Ericsson demonstrate live 4K transmissions

Written by Neil Roberts

Ericsson/RedsharkSatellite truck

At the recent EBU production technology seminar in Geneva, Ericsson demonstrated live UHDTV transmission and say that 2013 is going to be a landmark year for 4K

With consumer desire for better quality TV pictures continuing to increase, and manufacturers starting to unveil Ultra High Definition TV (UHDTV) screens to the market, Ericsson has demonstrated how live UHDTV could be successfully enabled via a next-generation delivery system. The demonstration took place during the European Broadcasting Union (EBU) Production Technology Seminar in Geneva, Switzerland. It showed how high quality fast moving images can be captured perfectly for sports and live action broadcasting, which are seen as a key driver for the uptake of UHDTV.


The demonstration focused on interoperability, using the Ericsson technology to receive an off-air feed of a 4:2:0 file-based system and receive and decode as 4K UHDTV. Central to both parts of the 4K UHDTV demo was the 'Simulsync' synchronization technique, the proven technology that Ericsson uses for accurately synchronizing the left and right channels of 3D contribution feeds. In this case, the UHDTV 4Kp25 content feed is split into four 1080p25 quadrants, synchronously encoded into MPEG-4 AVC, and transmitted. Four receivers, in phase lock, decode the received bitstream to reproduce the 4Kp25 content feed.

During the seminar, Ericsson also demonstrated an end-to-end MPEG-4 AVC 4:2:2 10 bit precision 4K UHDTV system capable of 4Kp50 transmission. The end-to-end solution comprised Ericsson's market leading AVP 2000 contribution encoders and RX8200 advanced modular receivers.

Healthy appetite

"Ericsson's ConsumerLab report in 2012 showed that there remains an appetite among consumers for high quality, further supported by the number of Ultra High Definition TV sets on show at CES this year. With this ground-breaking solution, Ericsson is once again showing firm commitment to meeting industry demand," said Dr. Giles Wilson, Head of TV Compression Business, Ericsson.
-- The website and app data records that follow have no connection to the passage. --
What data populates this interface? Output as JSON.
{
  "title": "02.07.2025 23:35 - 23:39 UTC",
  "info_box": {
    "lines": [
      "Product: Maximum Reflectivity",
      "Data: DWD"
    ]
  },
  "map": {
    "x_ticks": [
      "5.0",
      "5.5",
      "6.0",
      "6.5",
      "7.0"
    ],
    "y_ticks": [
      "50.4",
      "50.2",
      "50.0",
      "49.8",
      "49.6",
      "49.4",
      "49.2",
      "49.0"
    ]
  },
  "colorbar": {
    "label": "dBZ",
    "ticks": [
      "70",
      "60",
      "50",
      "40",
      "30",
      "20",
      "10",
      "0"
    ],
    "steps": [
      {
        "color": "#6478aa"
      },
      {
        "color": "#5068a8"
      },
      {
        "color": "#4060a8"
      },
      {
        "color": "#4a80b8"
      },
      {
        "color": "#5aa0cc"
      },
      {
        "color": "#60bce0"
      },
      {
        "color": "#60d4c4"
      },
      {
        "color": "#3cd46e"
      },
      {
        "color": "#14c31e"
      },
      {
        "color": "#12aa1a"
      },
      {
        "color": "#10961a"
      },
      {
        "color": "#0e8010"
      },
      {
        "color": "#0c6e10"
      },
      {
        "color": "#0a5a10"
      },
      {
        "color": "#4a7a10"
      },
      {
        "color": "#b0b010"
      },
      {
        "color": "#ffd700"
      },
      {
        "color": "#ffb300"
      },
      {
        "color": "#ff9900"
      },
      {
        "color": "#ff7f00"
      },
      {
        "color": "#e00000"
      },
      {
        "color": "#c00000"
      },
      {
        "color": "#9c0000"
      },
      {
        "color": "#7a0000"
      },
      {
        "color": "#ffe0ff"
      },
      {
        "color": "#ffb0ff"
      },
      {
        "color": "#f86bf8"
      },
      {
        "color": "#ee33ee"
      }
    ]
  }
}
4:2:2 encoding remains of paramount importance for contribution links, particularly for 4K UHDTV content where displays of up to, and in some cases over, 84" will be used by content owners demanding the best picture quality in which to deliver content. With such immense screens being used, 10 bit precision will also be a critical component in maximizing video quality.

As the prospect of 4K UHDTV grows over the next few years, operators and service providers will need to begin to recognize the importance of delivering the next-generation television experience that consumers demand. According to a January 2013 report from Deloitte, a number of 4K TV landmarks will emerge this year, including:

  • Around 20 4K TV set models from more than 10 vendors (by the end of 2013). [I think we've already passed this - ed]
  • A range of 4K content made available (initially blockbuster movies)
  • The likelihood of multiple test broadcasts of 4K, with commercial services expected 2014/15.

In other words, this is an important year in the development of 4K technology. This end-to-end solution gives broadcasters the opportunity to gain experience with 4K work flows and build a library of contribution quality 4K content ready for the launch of 4K direct to the home services, which are predicted for 2015.


Tags: Studio & Broadcast


Related Articles

7 August, 2020

You really, really can't believe your eyes. Here's the proof

Replay: The filters you put in front of a camera, or which you use in your NLE are important enough. But none of them is as powerful as what you can...

Read Story

28 May, 2020

You can now appear in a football stadium from your own home

Conferencing technology will allow fans to both watch the football, and appear as fans in the stadium. 

It might look odd, but you are going to have...

Read Story

4 May, 2020

Alteons Production Ecosystem plans to change Payments for Filmmakers

Many freelancers and indie filmmakers will know the pain of how difficult it can be not knowing when payment will be made for the work they’ve...

Read Story